The suit comes at a time when the Colorado Department of Human Services say the number of mentally ill people in jail has skyrocketed.
A bill that died at the stroke of midnight Thursday would have shifted much of the state’s mentally ill treatment for people in jail to the jails themselves.
In the final few days of the legislative session, the bills will likely get a final Senate vote by the end of the week and then head to the House for consideration.
The state has been sued for how they’ve handled people deemed mentally incompetent to stand trial three times since 2008.
“What I saw at Saguache was absolutely horrific. I’ve never seen anything like it in my entire career,” said Boulder DA Michael Dougherty.
More than 90 percent of the people booked into Alamosa County Jail are either addicted to drugs or are in for drug-related charges.
Advocates are urging state judges to be more liberal about letting pre-trial defendants leave jail without paying a cash bond.
Colorado’s jails face a lot of challenges; many are dangerously overcrowded and dilapidated. In Pueblo, the problem is finding money after voters rejected a tax in November.
Colorado’s jails are severely overcrowded, but half the people in jail haven't been convicted of anything -- they’re stuck behind bars because they can’t pay bond.

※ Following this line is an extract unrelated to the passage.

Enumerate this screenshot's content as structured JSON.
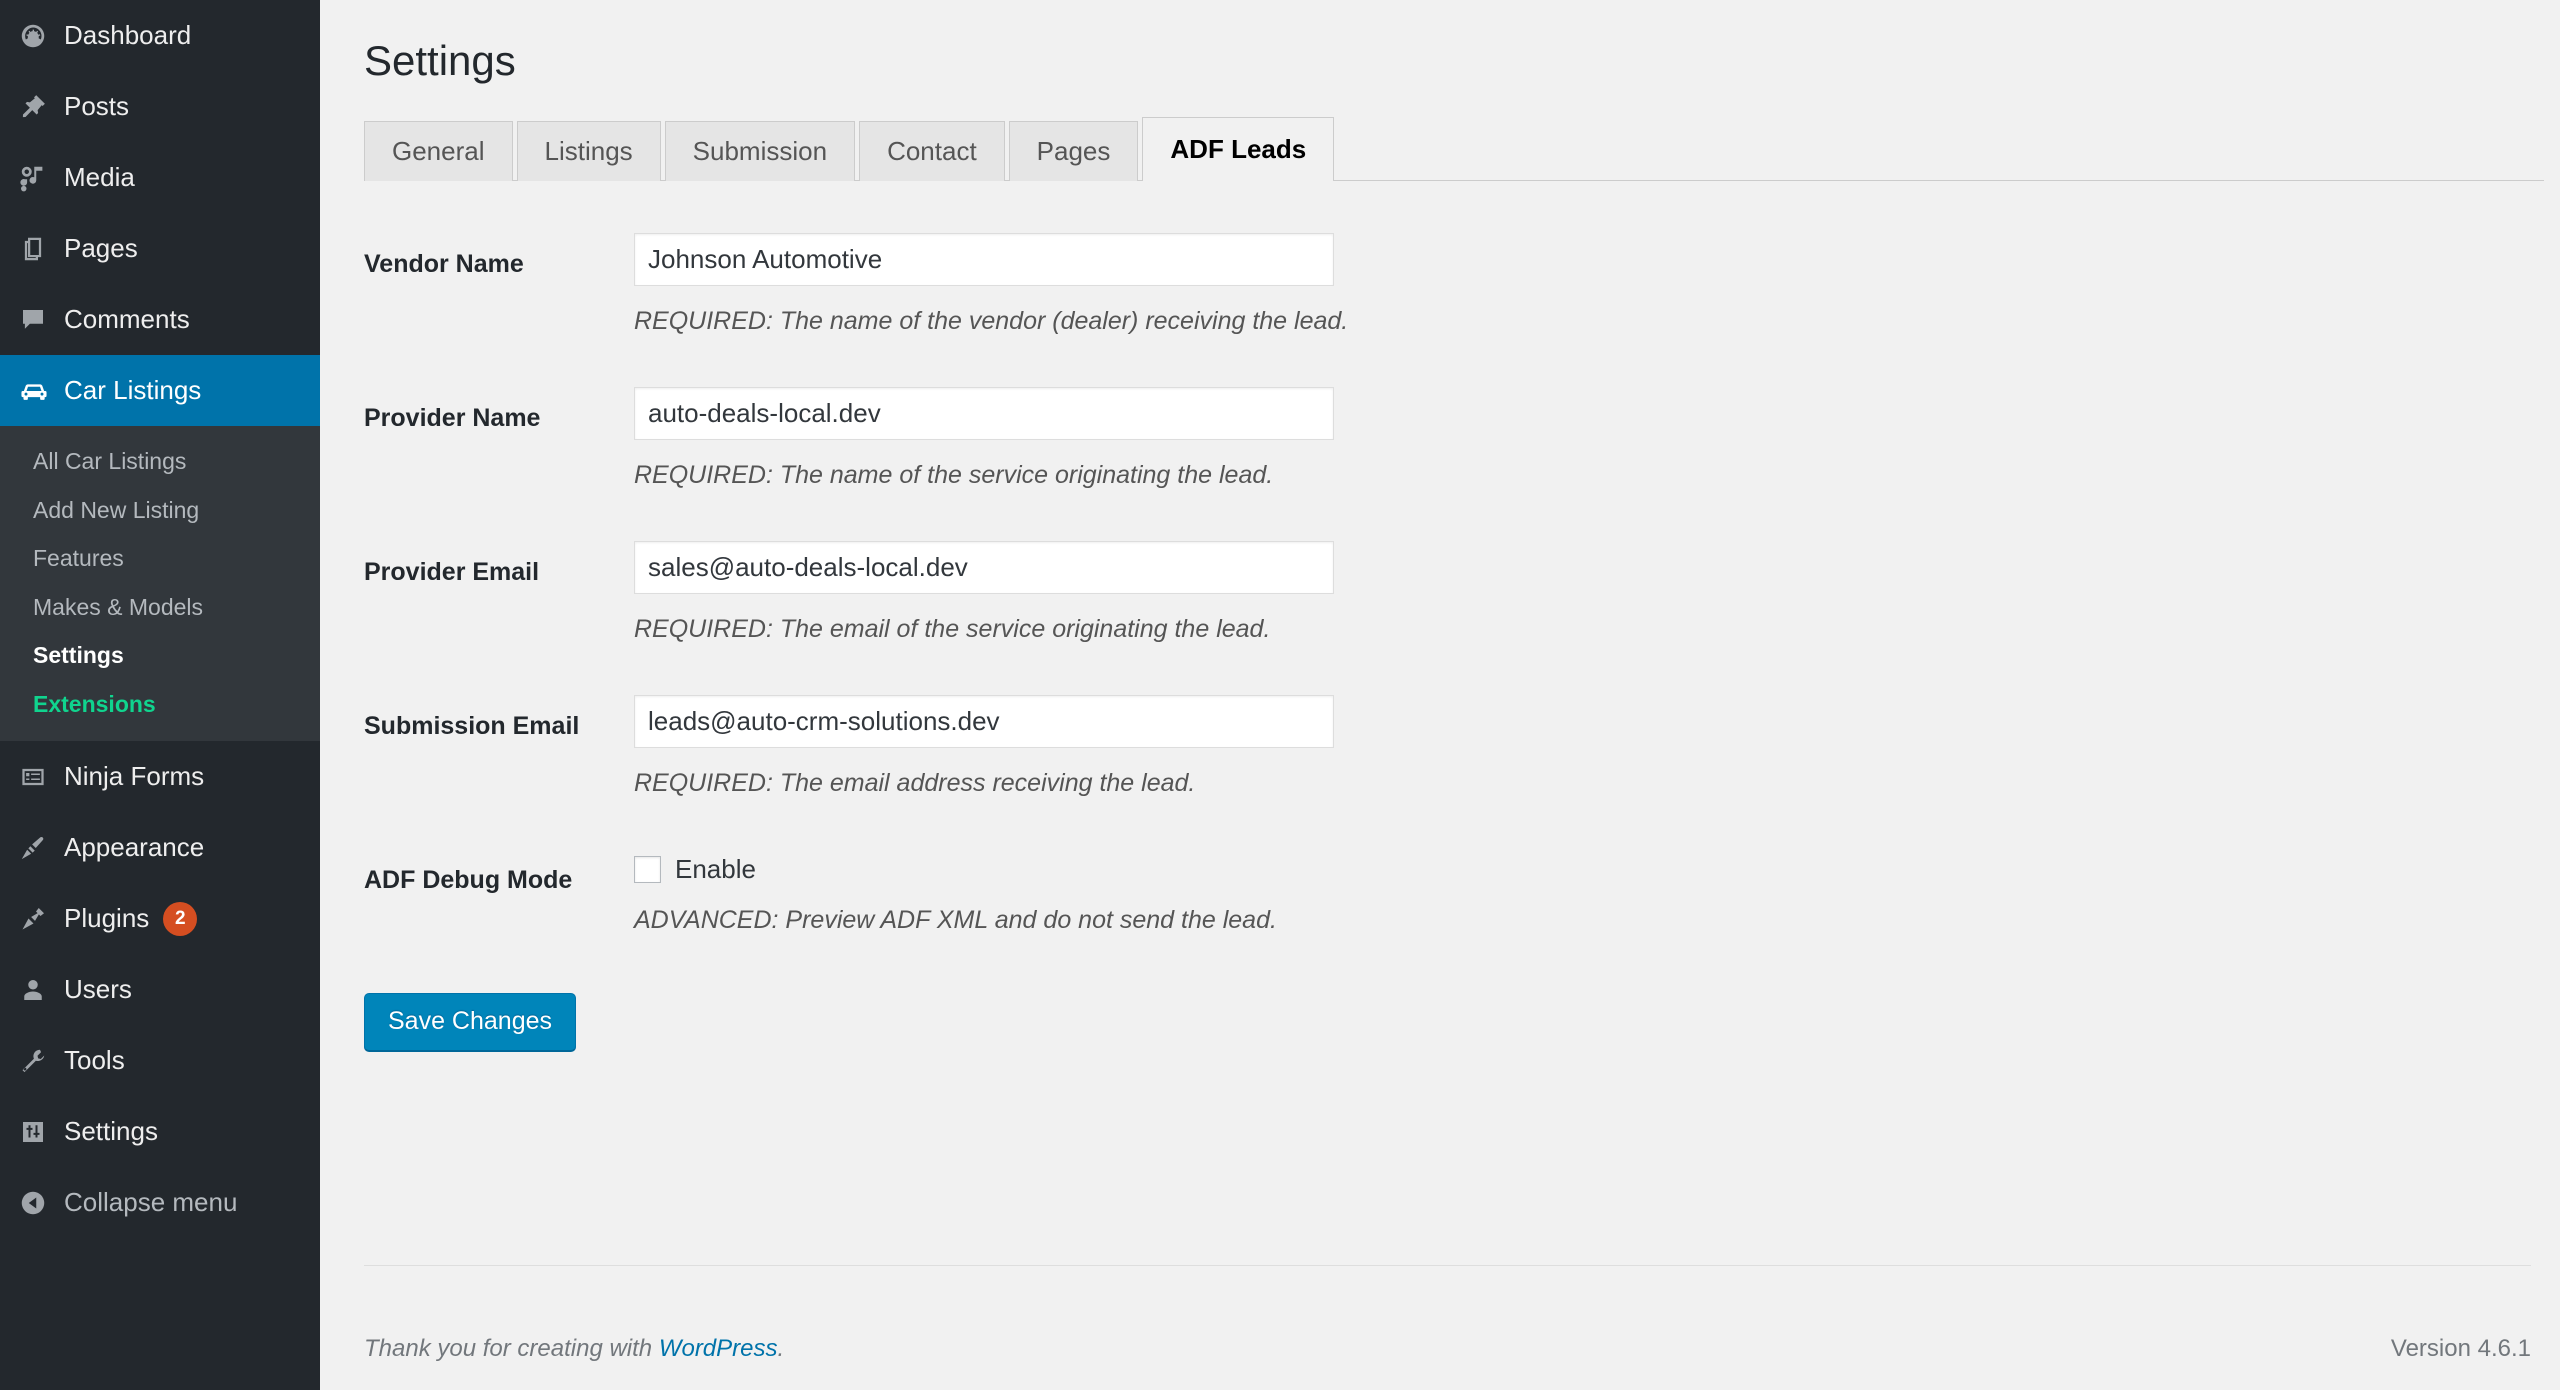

The move away from money bail is part of a larger trend sweeping the country on how to treat defendants pre-trial — before they’ve been convicted of anything.